There is fierce competition within the squad for those attacking places — not least from Rashford himself, given that Harry Kane will return to lead the line, but also from Raheem Sterling, Phil Foden and Bukayo Saka. (The latter has a minor hip flexor injury and is expected to return to training in the next few days.)
Grealish, the most fouled player in the Premier League over the past two seasons, showed some promising link-up play with Rashford, but England were once again reliant on a set-piece to win them the game, even squandering a second penalty late on when Jordan Henderson’s effort was saved on his first appearance since Feb. 20.
England’s Marcus Rashford scores the lone goal for the Three Lions in a 1-0 victory vs. Romania.
England scored nine goals from set-pieces at the last World Cup — the highest number since records began in 1966 — and although they possess more dynamic and differing options in 2021, the importance of dead-ball delivery remains high. That reliance means James Ward-Prowse has a strong case for taking the final place in Southgate’s 26-man squad. The Southampton midfielder excelled in that capacity on Sunday, providing pinpoint free-kicks and corners from which England really should have taken advantage.
Trent Alexander-Arnold’s thigh injury has created an opening for a set-piece specialist, and the Football Association are due to announce the Liverpool defender’s replacement Monday. Ward-Prowse is in contention, along with Jesse Lingard and, perhaps, a defender in either Ben White or Ben Godfrey. But given his ability to play right-back and Southgate’s affinity for a player he worked with in the Under-21s set-up, Ward-Prowse is surely favourite.
Southgate will take stock on a day when the football was marred by a sizable number of the 6,952 fans booing their own team as they took the knee, despite a clear, typically thoughtful and impassioned explanation of the team’s stance from the 50-year-old manager before kick-off. As if to underline the social responsibility many of these players have assumed, free school meals and anti-racism campaigner Rashford was named captain, the youngest England skipper since Michael Owen versus Slovakia in 2003. Yet the fans’ mixed response to taking the knee means the issue will continue into the tournament, despite Southgate ideally wanting to focus on selecting his most effective lineup.
“There’s got to be a balance to any team and there’s a numbers game to be played,” he said. “In the past couple of games, we’ve got four attacking players into the team. Different teams have different ways of doing that. Chelsea just won the Champions League playing with a three. We’ve got to find the right balance, find the players that are in form and the right players for different games.”

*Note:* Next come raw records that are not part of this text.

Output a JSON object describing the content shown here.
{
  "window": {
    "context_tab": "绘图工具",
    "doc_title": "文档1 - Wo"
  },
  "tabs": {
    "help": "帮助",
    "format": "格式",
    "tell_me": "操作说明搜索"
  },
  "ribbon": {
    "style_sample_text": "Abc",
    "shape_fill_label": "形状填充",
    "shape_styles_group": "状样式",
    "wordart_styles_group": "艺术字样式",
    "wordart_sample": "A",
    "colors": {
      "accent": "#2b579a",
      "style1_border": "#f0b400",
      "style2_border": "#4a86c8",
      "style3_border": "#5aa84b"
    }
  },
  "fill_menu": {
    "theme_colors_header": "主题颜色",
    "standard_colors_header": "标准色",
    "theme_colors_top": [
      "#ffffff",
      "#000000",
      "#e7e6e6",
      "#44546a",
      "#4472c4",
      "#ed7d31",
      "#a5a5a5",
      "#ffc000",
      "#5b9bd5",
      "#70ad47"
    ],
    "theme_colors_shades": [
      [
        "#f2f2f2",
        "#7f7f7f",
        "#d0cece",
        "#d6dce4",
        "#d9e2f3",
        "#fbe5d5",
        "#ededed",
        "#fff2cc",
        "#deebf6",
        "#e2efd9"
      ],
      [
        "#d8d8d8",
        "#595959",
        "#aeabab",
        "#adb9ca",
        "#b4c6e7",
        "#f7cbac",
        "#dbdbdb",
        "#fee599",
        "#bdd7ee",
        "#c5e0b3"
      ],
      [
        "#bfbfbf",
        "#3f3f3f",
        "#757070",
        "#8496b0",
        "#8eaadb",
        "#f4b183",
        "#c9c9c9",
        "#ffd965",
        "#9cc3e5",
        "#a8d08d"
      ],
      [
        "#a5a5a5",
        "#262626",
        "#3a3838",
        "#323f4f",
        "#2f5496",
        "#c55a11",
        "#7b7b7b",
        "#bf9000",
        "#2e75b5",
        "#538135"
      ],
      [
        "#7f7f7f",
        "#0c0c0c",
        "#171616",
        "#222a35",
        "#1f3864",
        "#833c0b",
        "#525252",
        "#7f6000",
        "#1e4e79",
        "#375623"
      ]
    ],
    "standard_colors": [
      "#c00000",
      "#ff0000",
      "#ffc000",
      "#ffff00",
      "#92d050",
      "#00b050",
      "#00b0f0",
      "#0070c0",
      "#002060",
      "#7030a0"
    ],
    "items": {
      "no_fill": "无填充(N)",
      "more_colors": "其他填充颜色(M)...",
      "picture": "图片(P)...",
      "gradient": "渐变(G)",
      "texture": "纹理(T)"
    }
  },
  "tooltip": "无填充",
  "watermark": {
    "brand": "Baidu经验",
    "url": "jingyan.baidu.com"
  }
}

At least Grealish has done plenty to feature prominently in his thinking.